Summer is nearly over, but there’s still time to add Linda Villarosa’s book to your summer reading list.
Grab that sunscreen, a beach chair and this book, though you may not be able to sit still once you start reading it.
Under the Skin: The Hidden Toll of Racism on American Lives and on the Health of our Nation by award-winning journalist Linda Villarosa addresses myths about the super strength and numbness of bodies racialized as Black and their mistreatment with searing stories and rattling research.
With nearly 30 pages of notes and hundreds of citations, this is far from a topical treatment. It’ll get under your skin and take a good look.
An equally uncomfortable but relieving read, Villarosa shares painful stories of racism, assesses racism as a health problem and provides a treatment that addresses our overall well-being as Americans.
In turns out, racism is not just a social problem but a health risk. Villarosa claims that societal racism contributes to “toxic stress” that makes us all sick.
From the birth of gynecology and why American women are the most likely to die during childbirth due to the deadly myth that bodies racialized as Black are somehow different to our collective harm when Americans believe this, Villarosa makes the connections.

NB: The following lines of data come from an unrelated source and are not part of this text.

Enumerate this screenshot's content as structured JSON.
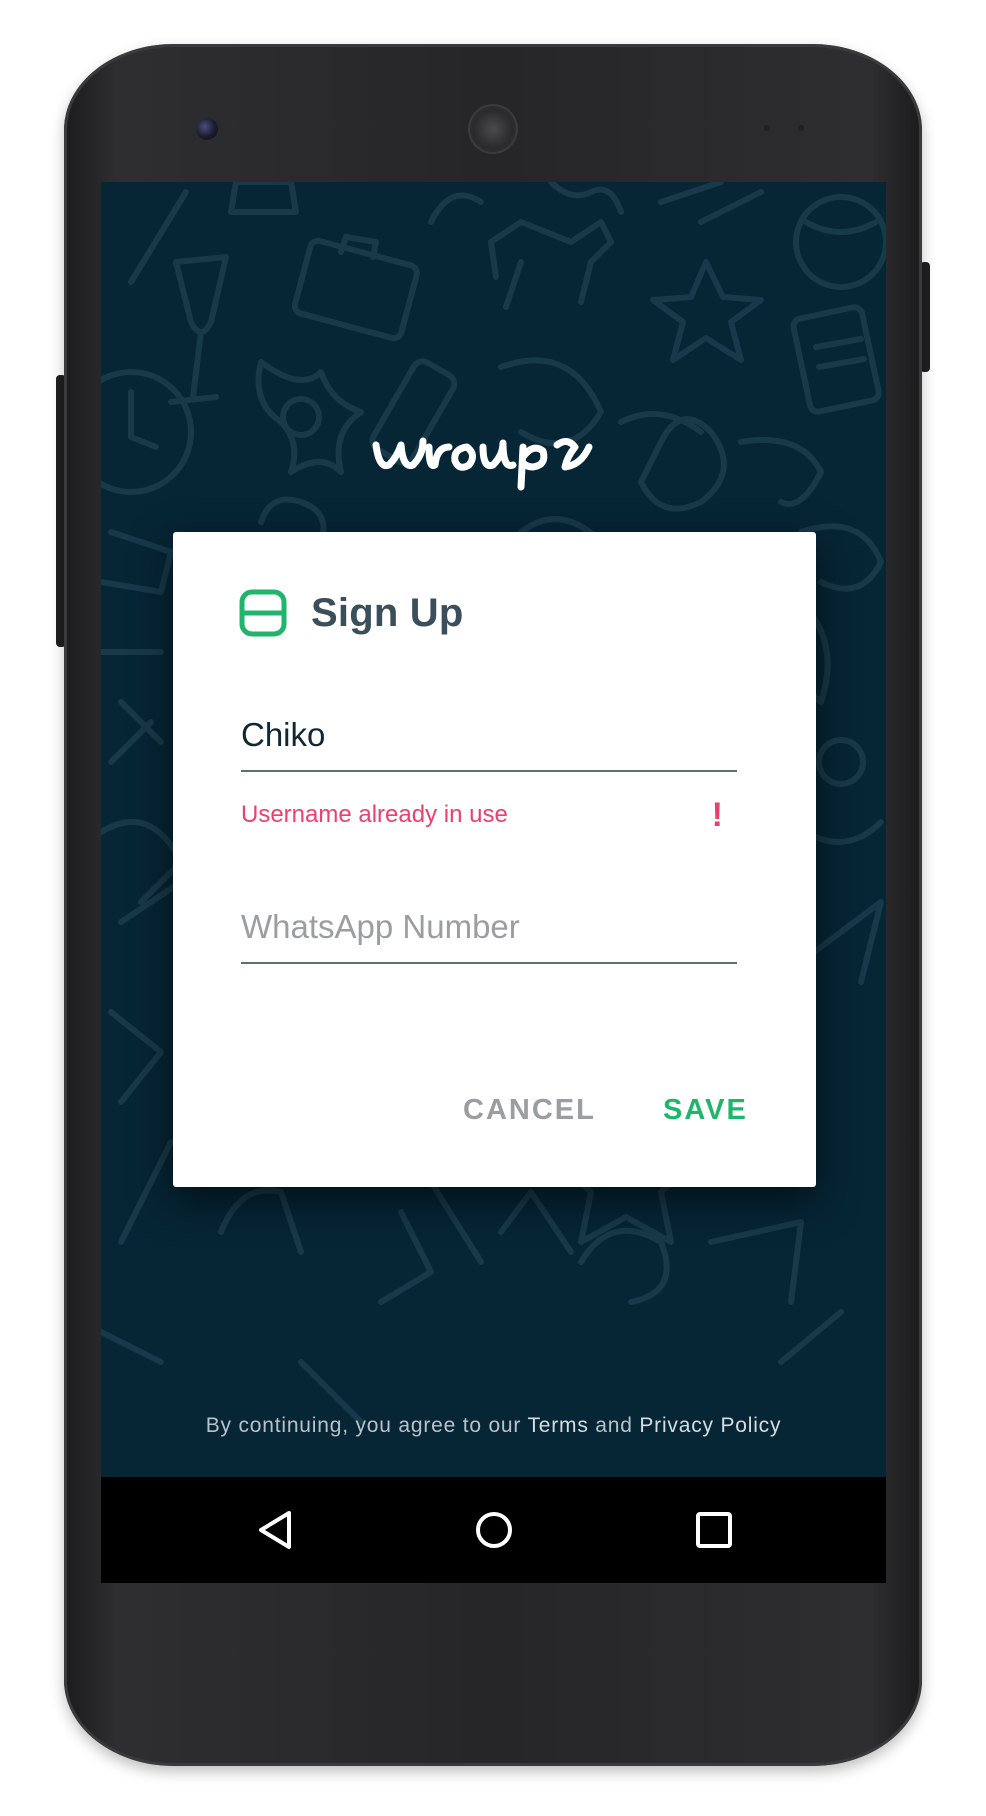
{
  "app": {
    "logo_text": "wroups"
  },
  "dialog": {
    "title": "Sign Up",
    "icon": "wroups-app-icon",
    "username_field": {
      "value": "Chiko",
      "error": "Username already in use",
      "error_icon": "!"
    },
    "whatsapp_field": {
      "value": "",
      "placeholder": "WhatsApp Number"
    },
    "cancel_label": "CANCEL",
    "save_label": "SAVE"
  },
  "legal": {
    "prefix": "By continuing, you agree to our ",
    "terms": "Terms",
    "and": " and ",
    "privacy": "Privacy Policy"
  },
  "nav": {
    "back": "back-icon",
    "home": "home-icon",
    "recents": "recents-icon"
  },
  "colors": {
    "background": "#062535",
    "accent": "#21b46c",
    "error": "#e8416f",
    "title": "#3b4f5a"
  }
}
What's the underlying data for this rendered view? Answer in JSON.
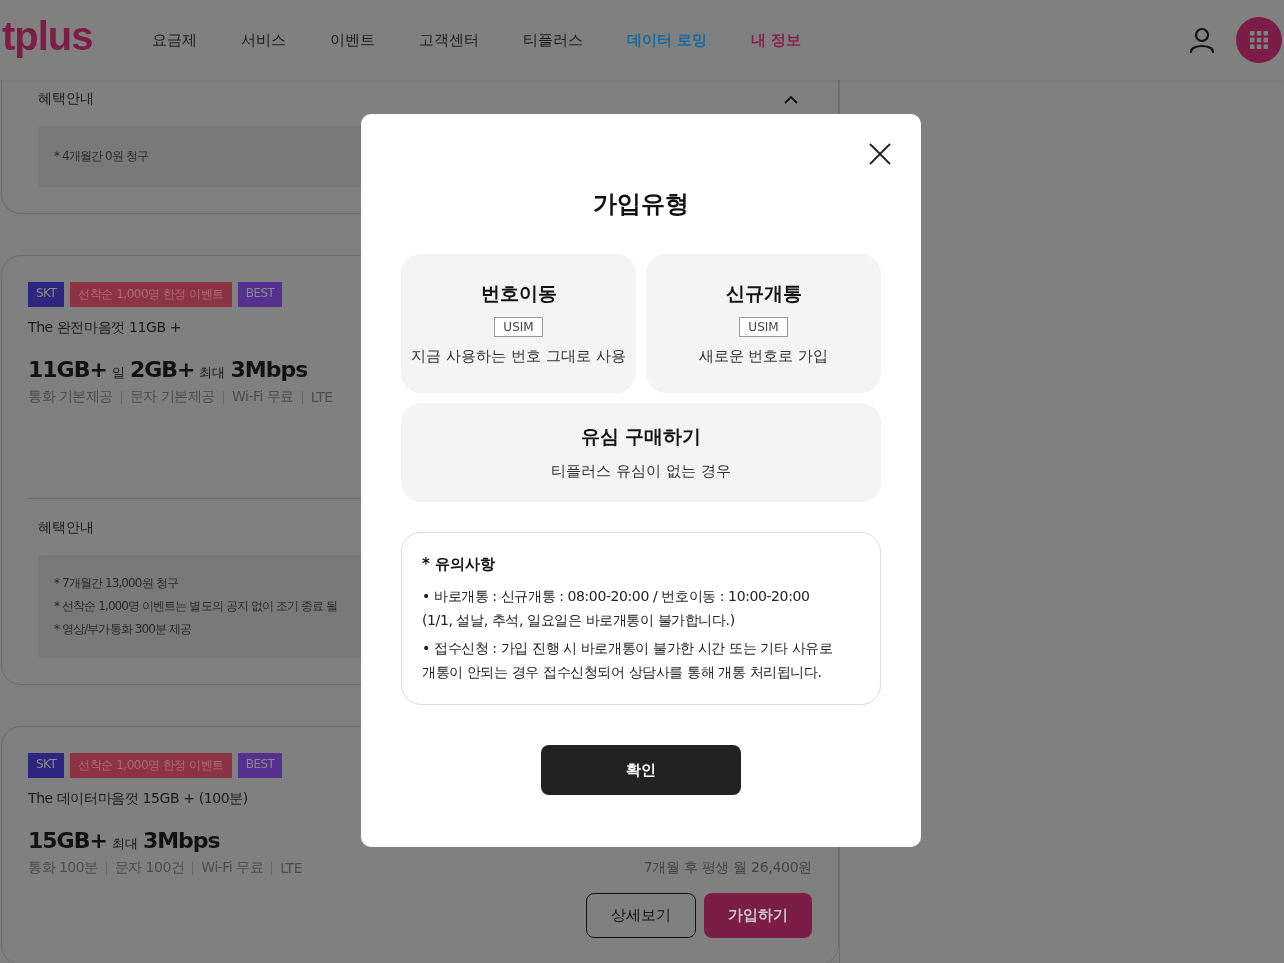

Written not as a detached observer but as a writer personally invested in a clean bill of health for all Americans, she demonstrates with each chapter that we are not only better together but also healthier.
Her determination to get us all not only to see but also to inspect the damage caused by racism is unflinching. This is not a health scare, as racism quite literally can determine who lives and who dies.
Consequently, it is critical reading that addresses our shared concerns about health disparities, environmental racism, medical ignorance, violence and neglect, and the impact on minoritized communities in the self-proclaimed wealthiest country in the world.
Written not to center the book as the end-all or cure-all, Villarosa refers the reader to Arline Geronimus and her theory of weathering. Geronimus believes that dealing with racism prematurely ages African American people. It’s not good for their skin or their bodies.
A thorough examination of the treatment of the bodies of African Americans, Villarosa provides a checkup that is desperately needed. No need to guess what’s going on in these bodies.
She names it explicitly and puts it in writing: “The poor health outcomes of the world’s wealthiest nation are often presented as mystery, yet their root causes are hiding in plain sight: these disparities driven by inequality and discrimination, which lead to poor health in people of color in the United States, particularly African Americans. The health outcomes of Black Americans are by several measures on par with people living in far poorer nations. At every stage of life, Blacks have poorer health outcomes than whites, and in most cases, then other ethnic groups.”
Rooted in American slavery, African Americans have long been socialized to believe that they have or must have thick skin to survive.
It starts with mother and child, Villarosa observes. Chapter four titled, “Something about being black is bad for you and your baby,” is equal parts traumatizing and tragic.
It stands out for me because it matters how you start in the world. Born small because your mother felt that she had to shrink in order to carry you to full term is not the way that anyone should be welcomed into the world.
During a study of pre-term birth for African American women, questions regarding “everyday race-related insults” were added as part of a scale created by David Williams. Participants were asked to respond yes or no to the following statements:
“1. You are treated with less courtesy than other people are.
2. You are treated with less respect than other people are.
3. You receive poorer service than other people at restaurants and stores.
4. People act as if they think you are not smart.
5. People act as if they are afraid of you.
6. People act as if they think you are dishonest.
7. People act as if they’re better than you are.
8. You are called names or insulted.
9. You are threatened or harassed.”
These questions were asked of pregnant women but could easily be asked of persons who are not expecting a child and/or their partners.
Racism is imbedded in everything and threatens the health of all our relationships, whether present or future. Villarosa’s Under the Skin will make us better for both.